These federal statutes present risks of prosecution and forfeitures for operators of online gaming sites; those involved in processing the proceeds of Internet gaming, including payment processors, banks, and other financial institutions (which are also required to comply with Regulation GG1); and even advertisers.
Most of the prosecutions and cases involving Internet gaming activity have been filed in only a few federal districts and primarily in the Southern District of New York. To date there have been no known jury trials or any other contested matters solely involving Internet peer-to-peer poker. The only known trial regarding Internet gaming was the 2000 Internet sports betting case of United States v. Cohen in the Southern District of New York.2 More recent developments include the following:
Analysis of the actions brought against those engaging in financial transactions with Internet gaming proceeds reveals that such cases have not usually involved stand-alone charges under IGBA, the Wire Act, or the money laundering laws. For Web site operators, this suggests a need to enhance their compliance efforts with those downstream of the operators to make sure they are complying with applicable state and federal banking and money-transmitting laws and regulations.
In any event, the pace and intensity of law enforcement efforts against Internet gaming in the United States appear to be increasing at the same time legislators in Congress and around the nation are considering the wisdom of regulating and taxing online peer-to-peer poker. While it may be one thing for the Department of Justice to continue to pursue civil enforcement actions against Internet sports and casino gaming, law enforcement authorities seem generally to recognize it is currently dysfunctional to be trying to forfeit proceeds or prosecute those involved in Internet peer-to-peer poker given the legislative landscape and the unsettled state of the law.
1 UIGEA required the Federal Reserve Board to issue regulations, now contained in Regulation GG, that require financial institutions and certain others to adopt policies and procedures to identify and block “restricted transactions” related to unlawful Internet gambling. Regulation GG, 73 FR 69381 and 74 FR 62687, became effective June 1.
2 United States v. Cohen, 260 F.3d 68 (2d Cir. 2001).
3 4 WCR 12 (1/2/09). PartyGaming agreed to forfeit $105 million as part of a nonprosecution agreement.
4 5 WCR 672 (9/24/10).
5 1 WCR 405 (7/21/06).
6 5 WCR 351 (5/21/10).
Jeremy D. Frey and Barry Boss

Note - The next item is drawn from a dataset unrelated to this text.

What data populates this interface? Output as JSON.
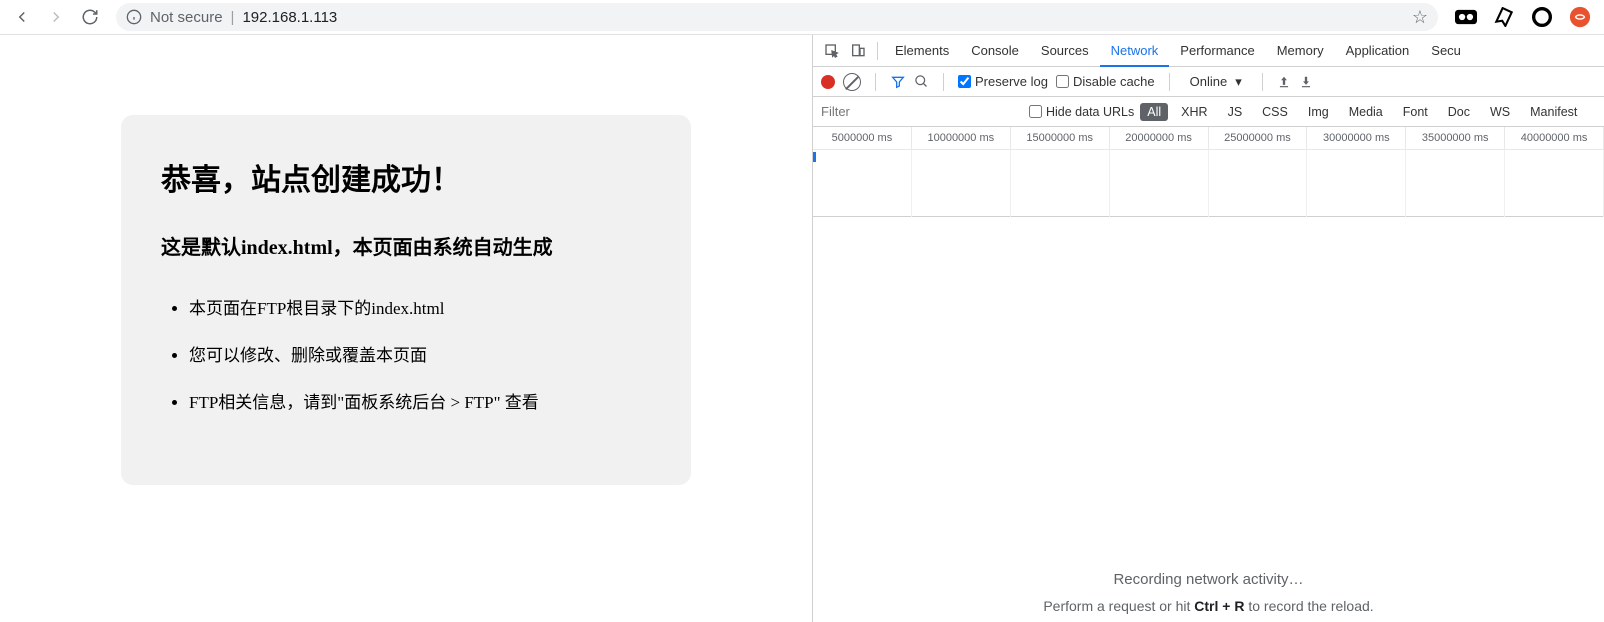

Barry Boss is the office managing partner of Cozen O’Connor’s Washington, D.C., office. His practice focuses on complex criminal matters and white collar crime. He teaches at George Washington University Law School and is a recognized authority on federal sentencing.
The material in this publication was created as of the date set forth above and is based on laws, court decisions, administrative rulings and congressional materials that existed at that time, and should not be construed as legal advice or legal opinions on specific facts. The information in this publication is not intended to create, and the transmission and receipt of it does not constitute, a lawyer-client relationship.